7L & Esoteric 7L & Esoteric1212
Boom bap is like heavy metal. As soon as an artist tries to step outside of the conceptual and sound margins common to the scene and this movement doesn’t go well, the headz pull out their weapons and sentence the artist almost to life, leaving a last redeeming opportunity for sinners to turn back to the orthodoxy, straighten up and fly right, going back to the path they should never have left. Fidelity has a price, and in this sense, more hard-headed heavy metal and underground hip hop audiences have more in common than they themselves would like to admit. Some analyse betrayal in terms of how many R&B choruses, how many electronic productions, and how many anodyne lyrics have been added to a formerly rock-hard discourse, while long-hairs have their own rules in terms of whether the singer of a thrash band has cut his hair, if there are too many ballads in an album to be bearable, and whether the drummer has slowed down.
This is exactly what has happened to 7L & Esoteric, the duet that headed the underground revolution of Boston rap in the mid 90’s. They started out their career as a very powerful, brave representative of new boom bap, with two albums that managed to recover that rough, dirty, aggressive sound that the streets were asking for, “Dangerous Connection” and especially their debut, “The Soul Purpose”. But as their status failed to grow and their discourse lost strength and vigour, their fans started to turn their backs on them. “DC2: Bars of Death” and “A New Dope” showed us a duo that was longing to evolve and open their songs up to new ideas and aesthetic fronts, with a less fundamentalist production, with more frivolous, domestic lyrics, disconnected from hip hop battles, and with a wider idea that could open up the market for them. The plan was a spectacular failure any way you look at it: the recordings were artistically dispersed, weak, and not very credible; their sales figures barely grew or improved, and as a consequence of all of this, a notable discontent spread among the more purist, demanding fans who had supported them since the release of their first 12”s.
So after this, and after Esoteric’s failed solo attempt, the band decided to get together again this year to record this album to recover their lost credibility, and to win back the trust of the headz, who in the end were always their potential audience. “1212” is born with this clear, very marked idea, written all over it. Good-bye to samples of 60’s soundtracks, good-bye to thriller airs, good-bye to comic inserts, good-bye to absurd, almost comedy-of-manners lyrics, good-bye to accessible productions, good-bye to that almost naïf look. For their return, almost four years after “A New Dope”, the band has decided to return to its more solid, austere, bombastic side. The tone is serious, angry, committed, and aware of the situation, and so the selection of beats, cooked up between the two of them, plus a solo contribution from Statik Selektah, is no frills, no concessions. Rhythms to shake your head, dark, very simple loops, powerful basses, and scratched choruses establish the formula that the great majority of their fans were asking them for. It seems like an album made to order, more interested in pleasing their listeners than in pleasing themselves.
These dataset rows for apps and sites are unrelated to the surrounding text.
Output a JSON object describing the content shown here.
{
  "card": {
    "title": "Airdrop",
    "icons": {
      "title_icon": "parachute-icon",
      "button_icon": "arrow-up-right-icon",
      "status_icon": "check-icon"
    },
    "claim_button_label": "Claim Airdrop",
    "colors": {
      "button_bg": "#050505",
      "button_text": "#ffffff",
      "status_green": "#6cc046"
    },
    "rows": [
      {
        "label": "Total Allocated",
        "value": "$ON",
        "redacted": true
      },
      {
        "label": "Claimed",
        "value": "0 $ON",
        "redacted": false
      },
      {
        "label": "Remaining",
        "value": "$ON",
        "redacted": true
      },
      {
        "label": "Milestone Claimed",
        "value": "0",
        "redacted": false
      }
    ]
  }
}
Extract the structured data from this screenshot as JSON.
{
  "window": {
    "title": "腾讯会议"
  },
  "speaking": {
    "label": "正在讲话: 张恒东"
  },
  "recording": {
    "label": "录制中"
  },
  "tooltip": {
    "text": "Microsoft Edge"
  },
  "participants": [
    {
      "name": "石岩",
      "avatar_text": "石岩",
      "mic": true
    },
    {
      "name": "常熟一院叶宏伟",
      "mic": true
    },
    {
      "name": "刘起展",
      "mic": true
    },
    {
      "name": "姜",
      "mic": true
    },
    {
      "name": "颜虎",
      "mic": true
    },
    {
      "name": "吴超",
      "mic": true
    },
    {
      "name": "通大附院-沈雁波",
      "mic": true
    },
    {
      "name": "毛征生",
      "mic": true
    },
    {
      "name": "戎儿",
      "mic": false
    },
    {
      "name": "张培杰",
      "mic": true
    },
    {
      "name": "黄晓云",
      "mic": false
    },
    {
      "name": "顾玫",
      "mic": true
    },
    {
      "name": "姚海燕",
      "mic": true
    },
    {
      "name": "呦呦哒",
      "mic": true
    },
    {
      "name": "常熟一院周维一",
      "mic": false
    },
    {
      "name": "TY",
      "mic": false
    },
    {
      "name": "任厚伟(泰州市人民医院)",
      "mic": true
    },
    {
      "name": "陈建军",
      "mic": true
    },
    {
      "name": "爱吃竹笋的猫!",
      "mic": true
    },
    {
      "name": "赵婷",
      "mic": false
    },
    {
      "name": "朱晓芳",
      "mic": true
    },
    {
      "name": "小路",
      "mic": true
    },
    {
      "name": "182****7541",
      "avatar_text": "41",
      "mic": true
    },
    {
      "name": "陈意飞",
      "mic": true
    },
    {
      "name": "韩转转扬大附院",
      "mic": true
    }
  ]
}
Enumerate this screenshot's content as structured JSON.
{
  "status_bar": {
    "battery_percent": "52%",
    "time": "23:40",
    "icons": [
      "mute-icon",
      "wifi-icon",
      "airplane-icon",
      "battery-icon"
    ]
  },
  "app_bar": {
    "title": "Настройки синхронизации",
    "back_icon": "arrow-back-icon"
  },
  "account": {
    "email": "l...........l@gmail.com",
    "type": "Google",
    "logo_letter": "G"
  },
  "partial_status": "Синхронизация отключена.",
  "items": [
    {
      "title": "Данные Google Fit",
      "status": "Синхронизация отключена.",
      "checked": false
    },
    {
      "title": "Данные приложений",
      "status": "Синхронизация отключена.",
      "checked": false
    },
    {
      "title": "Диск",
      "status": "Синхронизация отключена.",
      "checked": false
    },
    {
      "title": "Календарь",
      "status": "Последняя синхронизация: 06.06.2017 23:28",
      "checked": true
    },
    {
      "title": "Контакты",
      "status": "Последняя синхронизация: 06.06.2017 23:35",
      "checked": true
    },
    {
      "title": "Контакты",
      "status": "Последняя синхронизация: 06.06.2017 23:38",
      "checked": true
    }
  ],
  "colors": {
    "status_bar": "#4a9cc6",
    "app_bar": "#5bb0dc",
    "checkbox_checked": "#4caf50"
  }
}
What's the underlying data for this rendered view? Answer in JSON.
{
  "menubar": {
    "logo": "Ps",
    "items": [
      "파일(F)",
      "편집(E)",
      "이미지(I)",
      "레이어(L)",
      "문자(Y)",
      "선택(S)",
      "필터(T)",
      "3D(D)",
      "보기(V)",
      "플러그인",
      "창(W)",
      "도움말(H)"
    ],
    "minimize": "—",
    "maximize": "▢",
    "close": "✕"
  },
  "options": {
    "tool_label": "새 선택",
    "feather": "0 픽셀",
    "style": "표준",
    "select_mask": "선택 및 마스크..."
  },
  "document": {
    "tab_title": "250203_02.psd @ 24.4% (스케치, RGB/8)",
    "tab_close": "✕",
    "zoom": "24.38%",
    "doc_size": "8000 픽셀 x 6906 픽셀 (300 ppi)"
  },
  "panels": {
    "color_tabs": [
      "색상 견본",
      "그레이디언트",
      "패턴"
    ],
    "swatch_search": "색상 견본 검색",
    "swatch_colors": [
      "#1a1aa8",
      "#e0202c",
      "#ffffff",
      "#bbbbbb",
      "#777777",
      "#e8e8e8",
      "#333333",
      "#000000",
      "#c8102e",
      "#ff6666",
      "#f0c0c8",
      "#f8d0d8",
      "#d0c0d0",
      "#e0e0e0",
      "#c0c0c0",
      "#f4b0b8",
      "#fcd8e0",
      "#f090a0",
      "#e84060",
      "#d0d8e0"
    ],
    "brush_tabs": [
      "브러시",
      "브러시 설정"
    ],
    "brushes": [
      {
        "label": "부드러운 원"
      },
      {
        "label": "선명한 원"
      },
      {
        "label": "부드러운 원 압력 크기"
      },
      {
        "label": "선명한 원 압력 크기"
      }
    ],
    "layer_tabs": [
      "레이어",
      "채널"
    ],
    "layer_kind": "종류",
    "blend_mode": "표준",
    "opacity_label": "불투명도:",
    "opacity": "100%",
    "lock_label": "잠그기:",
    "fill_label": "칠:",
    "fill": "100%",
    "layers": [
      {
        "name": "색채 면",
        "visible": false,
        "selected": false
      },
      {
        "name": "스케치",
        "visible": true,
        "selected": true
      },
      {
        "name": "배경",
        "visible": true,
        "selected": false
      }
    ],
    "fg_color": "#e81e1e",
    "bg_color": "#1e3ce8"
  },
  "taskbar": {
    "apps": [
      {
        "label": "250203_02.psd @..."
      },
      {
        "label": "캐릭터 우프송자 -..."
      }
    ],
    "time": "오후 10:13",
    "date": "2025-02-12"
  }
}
Esoteric’s rhymes also seem to be written to order, since that MC who is fighting, blustery, and proud in the face of a challenge is back, the one who won over more orthodox listeners nearly a decade ago, and who starred in high-level beefs with The Weathermen, El-P, and company. So paying attention to the complaints of the public, they have put out an album that is very competent, with two or three moments of very high-grade boom bap – “12th Chamber”, with Inspectah Deck or “Bare Knuckle Boxing” with Ill Bill, Vinnie Paz and Reef The Lost Cause, for example– and with that regularity and constancy that we missed in the two last albums. So there aren’t many complaints in this sense: “1212” is an album written, designed, and executed to satisfy a very specific demand, and one can say that it has indeed done so very well. Another thing is that coming up on the end of 2010, the boom bap scene can boast of other representatives who are more ambitious, braver, fresher, and more perfectionist—from Black Milk to Nottz , including Roc Marciano, Bink or Statik Selektah himself, among many others– who have known how to modernise and update the old, harsh sound of the 90’s and whose recent legacies make a good album like “1212” an exercise in vintage style without too many possibilities of survival.